Material for this exercise:
>>>

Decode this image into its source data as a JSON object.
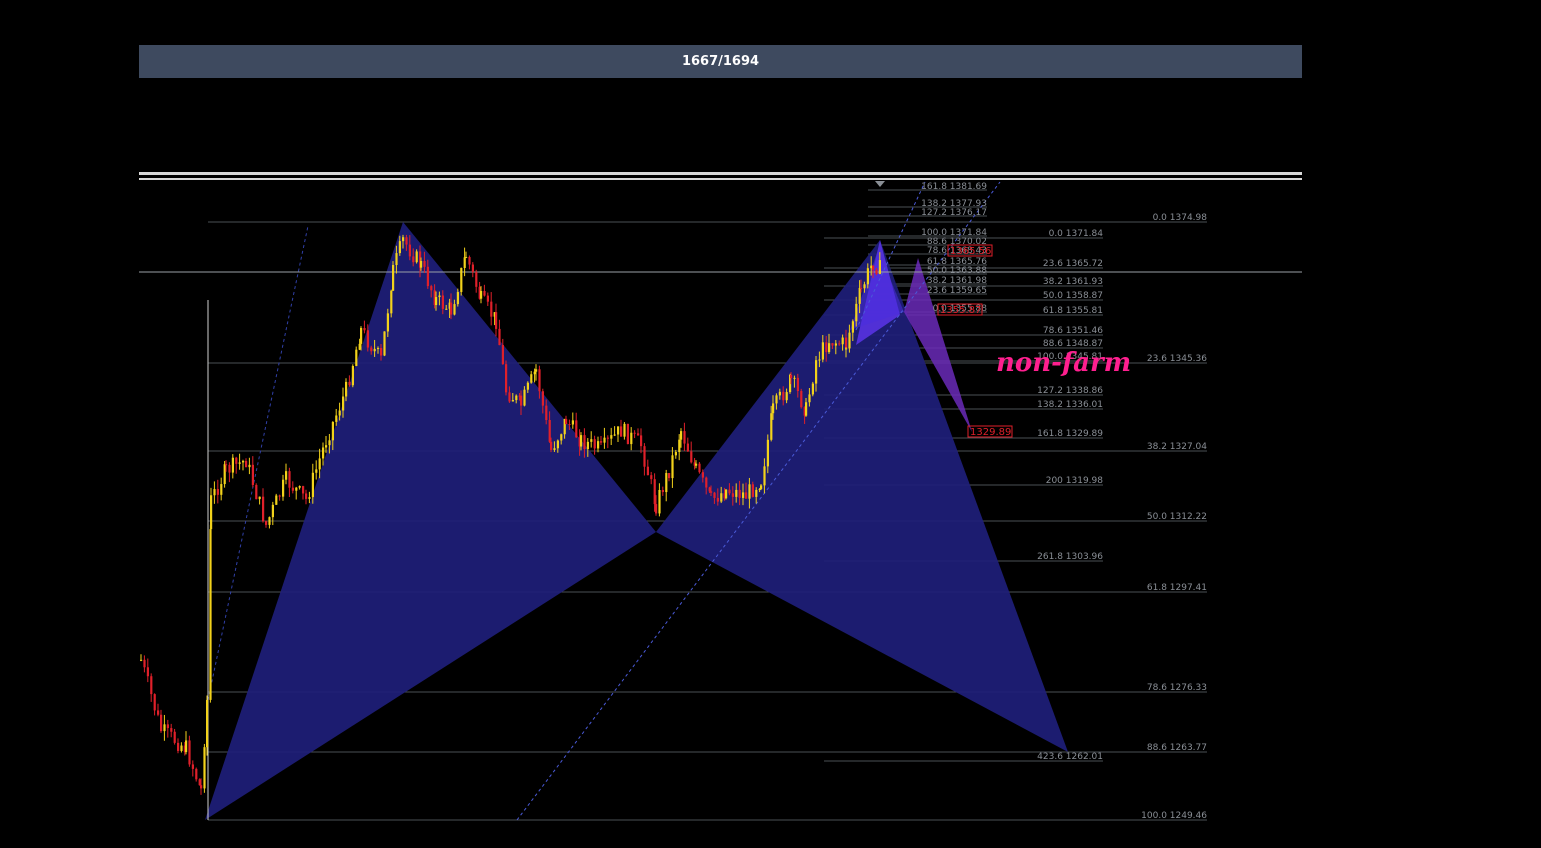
{
  "header": {
    "counter": "1667/1694"
  },
  "watermark": {
    "text": "non-farm",
    "color": "#ff1f8f"
  },
  "colors": {
    "background": "#000000",
    "bull_candle": "#f2d21b",
    "bear_candle": "#e0202a",
    "harmonic_fill": "#1e1e7a",
    "harmonic_inner": "#5a34e8",
    "harmonic_projection": "#6a2ab8",
    "fib_line": "#4a4f55",
    "fib_text": "#8a8f96",
    "alert_red": "#e0202a"
  },
  "fib_levels": {
    "right": [
      {
        "text": "0.0 1374.98"
      },
      {
        "text": "23.6 1345.36"
      },
      {
        "text": "38.2 1327.04"
      },
      {
        "text": "50.0 1312.22"
      },
      {
        "text": "61.8 1297.41"
      },
      {
        "text": "78.6 1276.33"
      },
      {
        "text": "88.6 1263.77"
      },
      {
        "text": "100.0 1249.46"
      }
    ],
    "middle": [
      {
        "text": "0.0 1371.84"
      },
      {
        "text": "23.6 1365.72"
      },
      {
        "text": "38.2 1361.93"
      },
      {
        "text": "50.0 1358.87"
      },
      {
        "text": "61.8 1355.81"
      },
      {
        "text": "78.6 1351.46"
      },
      {
        "text": "88.6 1348.87"
      },
      {
        "text": "100.0 1345.81"
      },
      {
        "text": "127.2 1338.86"
      },
      {
        "text": "138.2 1336.01"
      },
      {
        "text": "161.8 1329.89"
      },
      {
        "text": "200 1319.98"
      },
      {
        "text": "261.8 1303.96"
      },
      {
        "text": "423.6 1262.01"
      }
    ],
    "top": [
      {
        "text": "161.8 1381.69"
      },
      {
        "text": "138.2 1377.93"
      },
      {
        "text": "127.2 1376.17"
      },
      {
        "text": "100.0 1371.84"
      },
      {
        "text": "88.6 1370.02"
      },
      {
        "text": "78.6 1368.43"
      },
      {
        "text": "61.8 1365.76"
      },
      {
        "text": "50.0 1363.88"
      },
      {
        "text": "38.2 1361.98"
      },
      {
        "text": "23.6 1359.65"
      },
      {
        "text": "0.0 1355.88"
      }
    ],
    "alerts": [
      {
        "text": "1365.56"
      },
      {
        "text": "1355.87"
      },
      {
        "text": "1329.89"
      }
    ]
  }
}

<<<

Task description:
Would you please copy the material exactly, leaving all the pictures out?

Your response:
Decode this image into its source data as a JSON object.
{
  "header": {
    "counter": "1667/1694"
  },
  "watermark": {
    "text": "non-farm",
    "color": "#ff1f8f"
  },
  "colors": {
    "background": "#000000",
    "bull_candle": "#f2d21b",
    "bear_candle": "#e0202a",
    "harmonic_fill": "#1e1e7a",
    "harmonic_inner": "#5a34e8",
    "harmonic_projection": "#6a2ab8",
    "fib_line": "#4a4f55",
    "fib_text": "#8a8f96",
    "alert_red": "#e0202a"
  },
  "fib_levels": {
    "right": [
      {
        "text": "0.0 1374.98"
      },
      {
        "text": "23.6 1345.36"
      },
      {
        "text": "38.2 1327.04"
      },
      {
        "text": "50.0 1312.22"
      },
      {
        "text": "61.8 1297.41"
      },
      {
        "text": "78.6 1276.33"
      },
      {
        "text": "88.6 1263.77"
      },
      {
        "text": "100.0 1249.46"
      }
    ],
    "middle": [
      {
        "text": "0.0 1371.84"
      },
      {
        "text": "23.6 1365.72"
      },
      {
        "text": "38.2 1361.93"
      },
      {
        "text": "50.0 1358.87"
      },
      {
        "text": "61.8 1355.81"
      },
      {
        "text": "78.6 1351.46"
      },
      {
        "text": "88.6 1348.87"
      },
      {
        "text": "100.0 1345.81"
      },
      {
        "text": "127.2 1338.86"
      },
      {
        "text": "138.2 1336.01"
      },
      {
        "text": "161.8 1329.89"
      },
      {
        "text": "200 1319.98"
      },
      {
        "text": "261.8 1303.96"
      },
      {
        "text": "423.6 1262.01"
      }
    ],
    "top": [
      {
        "text": "161.8 1381.69"
      },
      {
        "text": "138.2 1377.93"
      },
      {
        "text": "127.2 1376.17"
      },
      {
        "text": "100.0 1371.84"
      },
      {
        "text": "88.6 1370.02"
      },
      {
        "text": "78.6 1368.43"
      },
      {
        "text": "61.8 1365.76"
      },
      {
        "text": "50.0 1363.88"
      },
      {
        "text": "38.2 1361.98"
      },
      {
        "text": "23.6 1359.65"
      },
      {
        "text": "0.0 1355.88"
      }
    ],
    "alerts": [
      {
        "text": "1365.56"
      },
      {
        "text": "1355.87"
      },
      {
        "text": "1329.89"
      }
    ]
  }
}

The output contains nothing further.